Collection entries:
____
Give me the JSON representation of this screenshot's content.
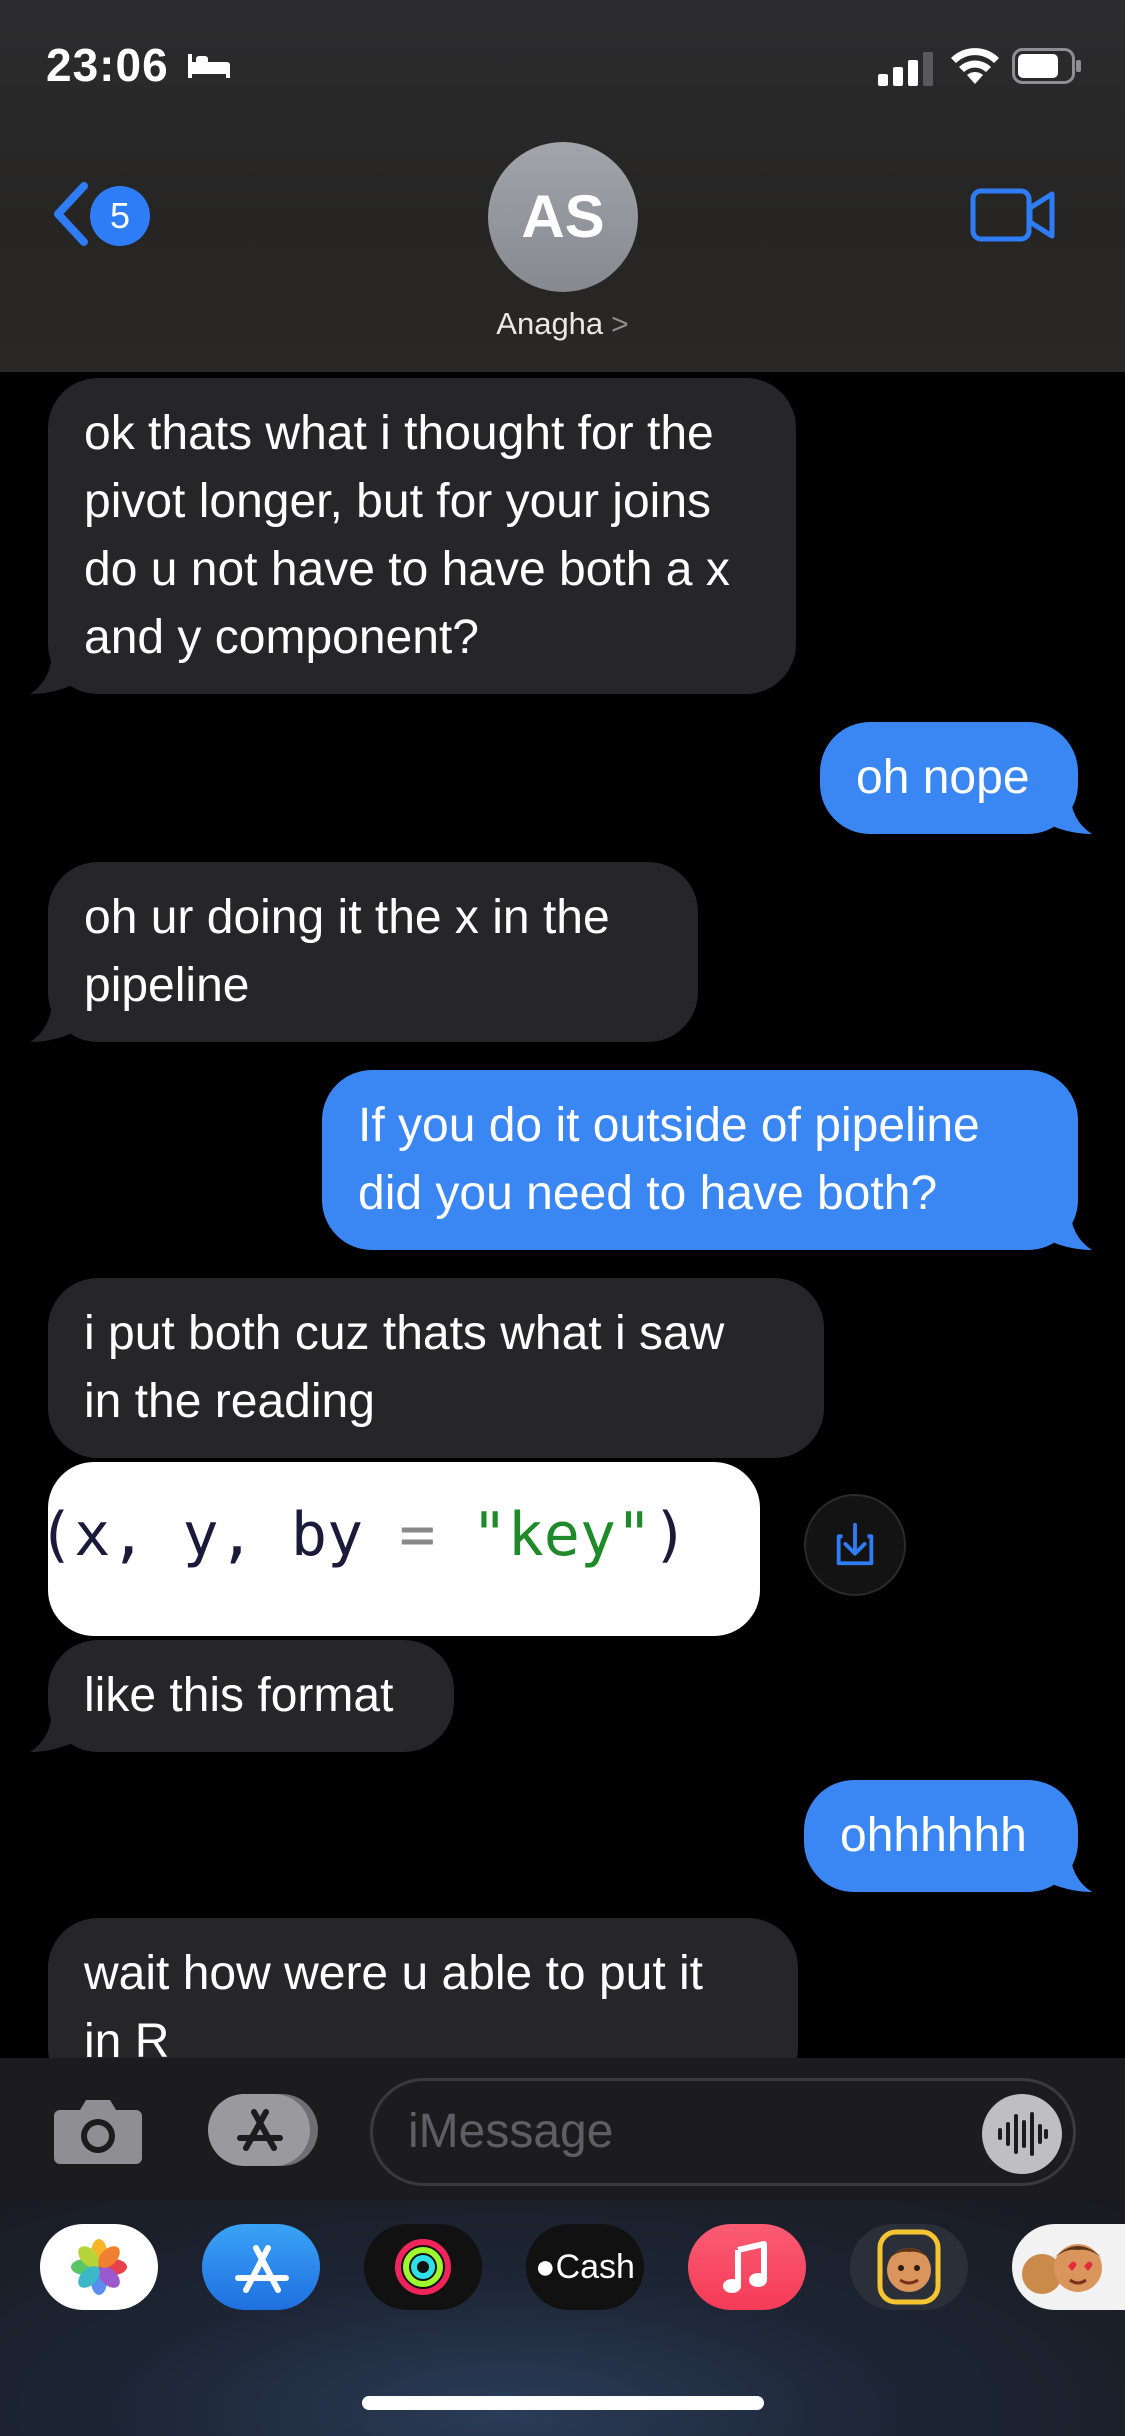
{
  "status_bar": {
    "time": "23:06"
  },
  "header": {
    "back_count": "5",
    "avatar_initials": "AS",
    "contact_name": "Anagha",
    "contact_chevron": ">"
  },
  "messages": [
    {
      "from": "them",
      "lines": [
        "ok thats what i thought for the",
        "pivot longer, but for your joins",
        "do u not have to have both a x",
        "and y component?"
      ]
    },
    {
      "from": "me",
      "lines": [
        "oh nope"
      ]
    },
    {
      "from": "them",
      "lines": [
        "oh ur doing it the x in the",
        "pipeline"
      ]
    },
    {
      "from": "me",
      "lines": [
        "If you do it outside of pipeline",
        "did you need to have both?"
      ]
    },
    {
      "from": "them",
      "lines": [
        "i put both cuz thats what i saw",
        "in the reading"
      ]
    },
    {
      "from": "them",
      "image_code": {
        "p1": "(x, y, by ",
        "eq": "=",
        "str": " \"key\"",
        "p2": ")"
      }
    },
    {
      "from": "them",
      "lines": [
        "like this format"
      ]
    },
    {
      "from": "me",
      "lines": [
        "ohhhhhh"
      ]
    },
    {
      "from": "them",
      "lines": [
        "wait how were u able to put it",
        "in R"
      ]
    }
  ],
  "composer": {
    "placeholder": "iMessage"
  },
  "app_drawer": {
    "apps": [
      "photos-app-icon",
      "app-store-icon",
      "fitness-app-icon",
      "apple-cash-icon",
      "music-app-icon",
      "memoji-icon",
      "memoji-stickers-icon"
    ],
    "cash_label": "Cash"
  },
  "colors": {
    "outgoing": "#3a87f4",
    "incoming": "#262628",
    "accent": "#2f7df6"
  }
}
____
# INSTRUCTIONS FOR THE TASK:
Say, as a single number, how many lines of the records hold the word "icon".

# RESULT OF THE TASK:
7